ment and of Trade. •The circumspection with which the work of British legislation proceeds has seldom been more signally exemplified than in the Acts of Parliament relating to India. To take a short step once in twenty years; to adventure at long intervals to relax and untwist some of the cords of monopoly; to be persuaded, after a careful observation of the phenomena that it was safe and expedient, first, to permit private merchants to ship a limited quantity of goods in the Company's ships-then to permit an unlimited quantity of private goods to be shipped in private ships of not less than 350 tons
* The name of "Indigo planter" may mislead some into a supposition that Englishmen are proprietors or farmers of the land on which the indigo plant is grown, which they are not permitted to be. They procure the plant on contract, and extract the colouring matter, in which process very little fixed capital is requisite. The average value of indigo annually exported from Calcutta is 2,500,0001.'

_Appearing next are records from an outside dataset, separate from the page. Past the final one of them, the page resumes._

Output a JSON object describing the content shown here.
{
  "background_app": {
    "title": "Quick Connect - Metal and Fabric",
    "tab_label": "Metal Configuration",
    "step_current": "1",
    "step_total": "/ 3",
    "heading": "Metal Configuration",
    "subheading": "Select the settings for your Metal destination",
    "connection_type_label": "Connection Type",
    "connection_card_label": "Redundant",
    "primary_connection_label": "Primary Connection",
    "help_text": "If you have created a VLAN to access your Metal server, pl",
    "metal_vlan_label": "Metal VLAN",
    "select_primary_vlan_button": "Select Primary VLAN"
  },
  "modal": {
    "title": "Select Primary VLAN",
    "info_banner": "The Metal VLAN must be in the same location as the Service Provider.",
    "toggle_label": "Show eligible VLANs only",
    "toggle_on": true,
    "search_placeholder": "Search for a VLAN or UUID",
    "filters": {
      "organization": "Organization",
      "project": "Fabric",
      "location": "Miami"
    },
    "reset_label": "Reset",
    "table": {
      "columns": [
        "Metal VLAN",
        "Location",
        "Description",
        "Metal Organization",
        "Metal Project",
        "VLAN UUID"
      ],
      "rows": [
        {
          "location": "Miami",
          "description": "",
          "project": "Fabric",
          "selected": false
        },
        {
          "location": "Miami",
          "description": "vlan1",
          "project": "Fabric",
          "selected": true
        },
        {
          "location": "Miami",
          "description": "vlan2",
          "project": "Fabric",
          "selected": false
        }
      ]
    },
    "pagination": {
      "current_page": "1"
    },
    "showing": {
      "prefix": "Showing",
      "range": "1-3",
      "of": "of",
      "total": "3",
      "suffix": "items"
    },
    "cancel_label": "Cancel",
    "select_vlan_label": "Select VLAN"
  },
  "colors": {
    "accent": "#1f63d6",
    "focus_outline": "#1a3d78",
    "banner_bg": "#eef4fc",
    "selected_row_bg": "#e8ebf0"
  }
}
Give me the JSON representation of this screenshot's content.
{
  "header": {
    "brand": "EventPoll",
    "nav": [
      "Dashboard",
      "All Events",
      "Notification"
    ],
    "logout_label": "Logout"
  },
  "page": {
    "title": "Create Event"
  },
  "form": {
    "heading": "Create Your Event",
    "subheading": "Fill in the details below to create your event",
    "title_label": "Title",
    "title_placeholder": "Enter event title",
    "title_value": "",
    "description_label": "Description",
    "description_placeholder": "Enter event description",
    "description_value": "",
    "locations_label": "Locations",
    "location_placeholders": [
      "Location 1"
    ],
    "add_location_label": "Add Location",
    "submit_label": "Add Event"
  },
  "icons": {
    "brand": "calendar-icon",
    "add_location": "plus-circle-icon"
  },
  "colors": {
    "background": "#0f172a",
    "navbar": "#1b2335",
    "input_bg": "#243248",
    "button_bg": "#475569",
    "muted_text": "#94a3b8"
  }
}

+ "Quarterly Review,” No. LXXI., p. 99, on Cornish Mining in South America."